Someone who had access to the state building at 120 N. 200 West broke into the offices of a panel established to ensure that the Division of Family Services and other agencies follow the terms of settled lawsuits.The burglar or burglars entered the office of state monitoring panel auditor Lynn Cartwright after closing Tuesday and apparently rummaged through files in a locked cabinet.

Only Cartwright and her assistant had keys to the cabinet, which was recently equipped with a new lock after it was damaged during an earlier burglary, according to a police report.

However, the lock to the office and the cabinet's lock could be easily defeated, the report stated.

Cartwright had also placed transparent tape across the cabinet drawers so she would know if someone tampered with their contents. The tape had been disturbed, the report states.

The cabinet contained about eight case files on foster families, and the burglars may have been looking for the identities of confidential informants to the division, said monitoring panel member Pamela J. Atkinson.

"It's very curious because the identities of confidential informants weren't in those files and were never compromised," she said.

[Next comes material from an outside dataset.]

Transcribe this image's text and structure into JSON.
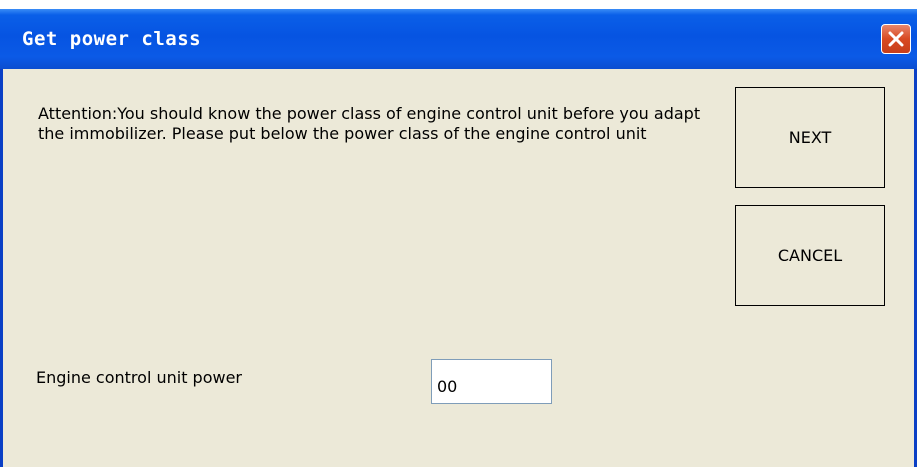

The informants provide DFS with information about the treatment of children in foster families and provide the basis for some investigations.

Atkinson said the files in the disturbed cabinet were "a real mixture" of cases that either could have showed lapses in the state's child protection system or contained examples of good administration.

The state was sued by the National Center for Youth Law in 1993. The lawsuit maintained that the state fails to protect and care for the children in its custody. It cited too-frequent placement changes, too long in foster care, lack of medical and mental health treatment and more.

The monitoring panel was established when the lawsuit against the state was settled. It was charged with monitoring the Division of Family Services and related agencies to see that the terms of the suit were carried out.

Last week, the three-member panel issued its first official report. The panel found that the child-protection system has seen some improvements but cited many areas where it is failing the children in its care.

The three people on the monitoring panel are: Atkinson, vice president of mission services for Intermountain Health Care; Sherrianne Cotterell, principal of Lincoln Elementary School; and businessman and former legislator Larry V. Lunt.

Deseret News staff writer Lois M. Collins contributed to this report.